Coic, Laureen ULiege; Sacre, Pierre-Yves ULiege; Dispas, Amandine ULiege et al

Scientific conference (2018, December 19)

Inside a research unit, there are several kind of information which are gathered in a continuous flow from operators. It is important to centralize all of the information not to lose any interesting ... [more ▼]

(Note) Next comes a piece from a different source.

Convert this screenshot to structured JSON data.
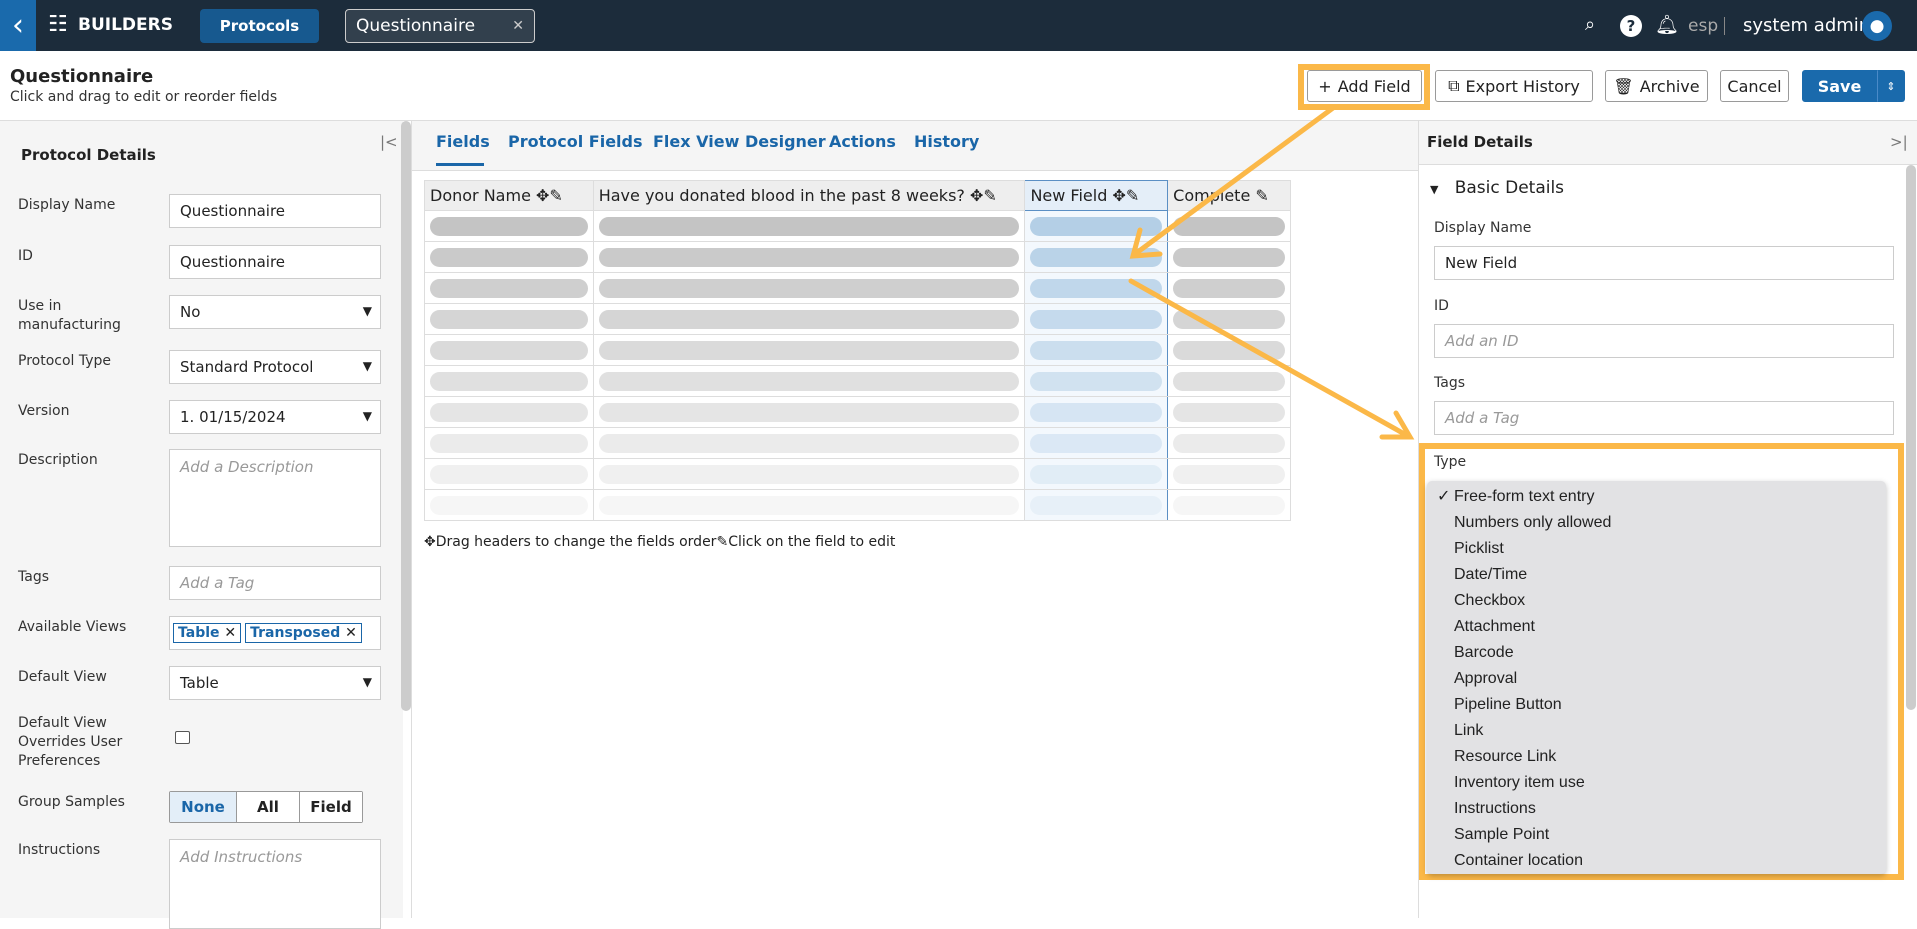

Inside a research unit, there are several kind of information which are gathered in a continuous flow from operators. It is important to centralize all of the information not to lose any interesting result. Because of the cost and/or the non-applicability of commercial database software, it is interesting to build its own one. Indeed, in the case of spectroscopic data, the use of a market database software is not user-friendly because, stored data cannot be directly manipulated in multivariate analyses applications. The database under development actually contains the data of various pharmaceutical samples (genuine and falsified) obtained on several spectroscopic devices. For this application, a Matlab® graphical user interface (GUI) is being developed. It provides the access to spectroscopic data for any operator and allows the automatic implementation of new instruments and/or new formulation groups. Moreover, in case of falsification suspicion, another GUI has been developed to provide qualitative information regarding the composition of the medicines. It is an interesting tool because it provides an instantaneously visual comparison between reference database and the unknown spectrum. Moreover, statistical tools, as Hit Quality Index or correlation coefficient, can provide a numerical result to quantify the match between spectra. In the future, results from other kind of techniques (e.g. HPLC, dissolution curves, photos) will be added to centralize samples information. [less ▲]

Detailed reference viewed: 26 (8 ULiège)